Sitting alone in the saloon on Polar Bear. I dinghied Boogie and Marlies in to shore about a half-hour ago; they’re off to find the station chief and tackle the pleasantries. A radio report a few moments ago said that the chief was due back in an hour, so Boogie and Marlies were settling in for a cup (or two) of coffee with the station crew in the meantime.
In contrast to the tea party ashore, I find the tranquility out here on board delightful, which again will come as no shock to anyone who a) knows me, or b) has read any previous posts from this summer. It’s as close to being on my own boat as I’ll get this summer: no guests to tend to, no to-do lists to check off. Yes, if it were my boat (and I wasn’t in as forbidding an anchorage as Jan Mayen, which is why I was left behind: as insurance for the boat) I’d likely be ashore hiking or in the water surfing or swimming, or even — gasp! — out sailing. But regardless of where I was or what I’d been doing, there would also be down time during which I’d enjoy the gentle rocking of a boat at anchor, a cozy saloon in which to sit and chill, music on the stereo (Neil Young right now, FYI), the sound of the wind in the rigging overhead.
In this particular boat saloon, I can see a calendar hanging in the galley. Today’s date — Sunday, July 10 — has a red square highlighting it, and it also highlights that at this time in one week, I’ll be back at my childhood home on Plum Island. I’ll leave Polar Bear in Akureyri, Iceland, on Saturday and fly to Reykjavik. The next morning, I’ll catch a flight to Logan Airport in Boston, and then a C&J Trailways bus to Newburyport, Mass. Sometime after lunch on the 17th, my folks will pick me up and we’ll head out to the island. And the curtain will come down on the first act of this summer of my life.
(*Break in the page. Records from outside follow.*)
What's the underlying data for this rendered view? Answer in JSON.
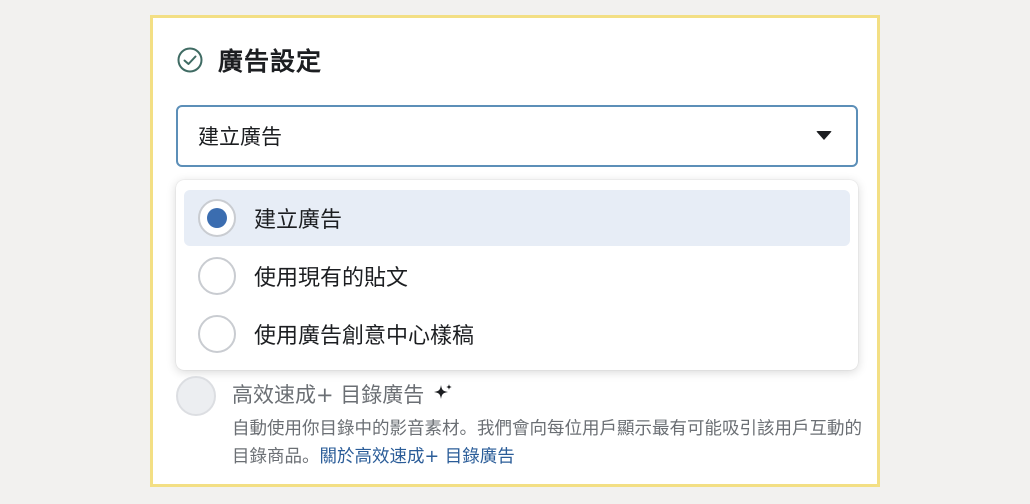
{
  "section": {
    "title": "廣告設定",
    "check_icon": "check-circle-icon"
  },
  "select": {
    "value": "建立廣告",
    "caret_icon": "caret-down-icon"
  },
  "menu": {
    "options": [
      {
        "label": "建立廣告",
        "selected": true
      },
      {
        "label": "使用現有的貼文",
        "selected": false
      },
      {
        "label": "使用廣告創意中心樣稿",
        "selected": false
      }
    ]
  },
  "catalog_option": {
    "title": "高效速成+ 目錄廣告",
    "sparkle_icon": "sparkle-icon",
    "description": "自動使用你目錄中的影音素材。我們會向每位用戶顯示最有可能吸引該用戶互動的目錄商品。",
    "link_text": "關於高效速成+ 目錄廣告"
  },
  "colors": {
    "frame_border": "#f3df84",
    "select_border": "#5c8fb8",
    "selected_bg": "#e7edf6",
    "radio_dot": "#3b6db0",
    "link": "#2a5c98"
  }
}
The intermission will likely bring much introspection, a big retrospective on the show so far. And as I sit here, a week out from that break, I’m curious as to what the tenor of that analysis will be.
I’m concerned that being back in the States will be so comfortable and familiar that a return to the normal, to a life back in Corporate America, will be really appealing. I’m also concerned that being back in the States will be so comfortable and familiar that I’ll be clamoring to get back to the new-vista-around-every-corner aspect of life at sea. It’s likely a question of which rose-colored glasses I’ll find most comfortable (though it’s obvious that I’ll wear out both pairs pretty quickly).
And in reality, some of that analysis will take place in the next five days, particularly the three or so it will take to cover the water between here and Iceland. Because if I decided that a return to the mainstream was in order and opt not to return to Polar Bear in Greenland in early August, I’d need to pack everything up and take it with me on Saturday.
I’ve gotten some good and kind advice with regard to that analytical process from friends over the course of this summer so far. One reminded me of the Robert Frost line, that “the best way out is through.” I was encouraged to embrace the challenging lines of thought, the painful, to not take the easy way out (who, me?!). Another friend recalled times in her past when longing for the familiar had gotten in the way of true emotional and psychological growth, and encouraged me to push through those times when I wanted to pack up and go back to what I knew. She said that once she survived those easy-to-quit weeks, she made real progress and found that being out there was indeed just what the doctor ordered.
Putting that sage advice into practice is another reason why my current line of thinking is as I mentioned earlier: rejoin Polar Bear in August for the Greenland-Iceland-UK run — and then figure it all out. At the very least, I’ll get to see one of the world’s unique places and log another thousand or so open-ocean miles. And it might just be that getting back out there after a big dose of the warm, the comfortable and the familiar will enable me to clearly see which glasses fit me best.
Besides, I think I can survive without lobster rolls, In ‘n’ Out Burger and the Red Sox until September.